Friday, 6 November 2015, M. Rajalingam ,www.rajalingam.in
This blog post is the follow up of my first post on my meeting with Mr. Mohan Narayanan, CEO of KUBOS Consultancy at the IITM Research Park 2 weeks before. I went to his office and had an interaction with him about the current scenario of startups particularly in Chennai.
A brief intro about him. He was formerly the VP of Healthcare & Life sciences vertical @ Cognizant. Currently he is the founder of KUBOS Consultancy, which is a transformational boutique consulting company specializing in leadership assessment & development, leadership coaching, HR strategy and HR process consulting along with unique finishing school programs for B school students.

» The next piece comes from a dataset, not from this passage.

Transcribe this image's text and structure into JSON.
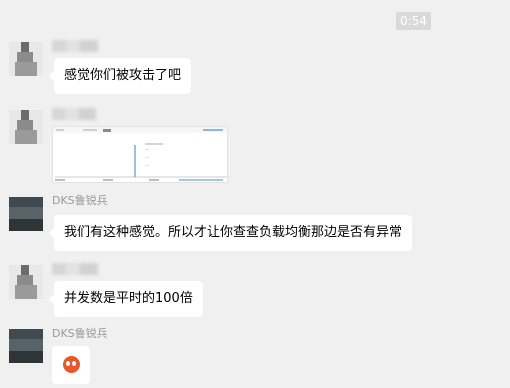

He partly spends his time supporting the entrepreneurs and their startups in Chennai. When I asked him what motivated him to take on the role of a mentor, he laughs out loud and tells that he doesn’t prefer to be called as a mentor. He puts it simply that he is not mentoring the startups but sharing his experience. He believes mentoring should never be pushed on to the younger generation and instead he lets the entrepreneurs ask him what they want.
My first question to him was about the increasing number of IT startups. He pointed out that as we are living in a digital space, technology acts as an enabler to sell your product/service to your customers and technology has become an important part of any startup. He gave out examples like flipkart, ola and big basket and pointed out though they are not tech startups they invest heavily in technologies to make their products a “disruptive” innovation.
In his own words, “if you find a good merger between the technology and the needs, there is a good chance of success. Indians by nature are tech savvy. Tech startups are easy to do”. The problem or the risk the ecommerce startups face is that the only way they know whether they will succeed or fail is only when they try. He urges the ecommerce startups to think big and that scaling is important for success since valuation plays a bigger role now rather than the actual profit.
Please find below the excerpts of my interview with him.
Q: There is a rise of entrepreneurship spirit among students and employees in IT companies. What is your advice for them?
A: It’s a welcoming change One thing is there is an ecosystem with established networks like Mentoring forums, TIE, incubators to bounce off your ideas.
Second is the age factor. My generation people became entrepreneurs after working and after getting comfortable economically. Our perception was that there is a need for lot of money required for setting up biz and the risk taking ability was very low
Youngsters can now easily set up a biz. Investment required is less. This seems to be a big change now. Market opportunities are high. Different ways are available for the youngsters to look at life and career (entrepreneurial/ job) in general. Risk taking among the youngsters is on the high. Even if you fail, you can always go back and change the paths. Age factor plays a role. Mindset is changing and it is a good sign. People are no longer saying they are looking for jobs, they say they are creating jobs.
Q: Rather than following one’s passion, people I interact with, are more oriented towards getting the funds at the idea stage. What do you think about it?
A: First thing they look is funding. Asking for someone else’s money. But I would say it’s too early to talk about the funding aspect now. Still people of our generation with significant money fund startups and for them its about giving back to the society. In this scenario, the expectations of the Angel investors regarding the ROI are low. There is a danger here, that the startups feel that the money is easily available.
But the good thing is that an ecosystem is available. There is more access to the funding. But I can also see a problem. I am seeing lots of “Fly by night entrepreneurs”.
I would say there is always a risk, because as per the statistics, 80% startups fail historically.
But still the investors doesn’t give out the money easily. Process of funding is not blind-folded. Due diligence is done. Many people don’t get funded.
As a final question, I ventured into the current scenario of female entrepreneurs. His beliefs are that the motive behind the startup and the family support are vital for a female entrepreneur to succeed.
He also pointed out that he had seen women entrepreneurs from a nuclear family faring better than the ones from a joint family. He shared that the women entrepreneurs are on the rise but the motive behind the venture is often a necessity to have a balanced life instead of a passion towards entrepreneurship itself.
I thanked him for the time he spent with me, for the interaction and patiently sharing his views about the startups.
– Source: http://www.rajalingam.in/2015/11/interaction-with-mohan-narayanan.html#sthash.u0aw55L1.dpuf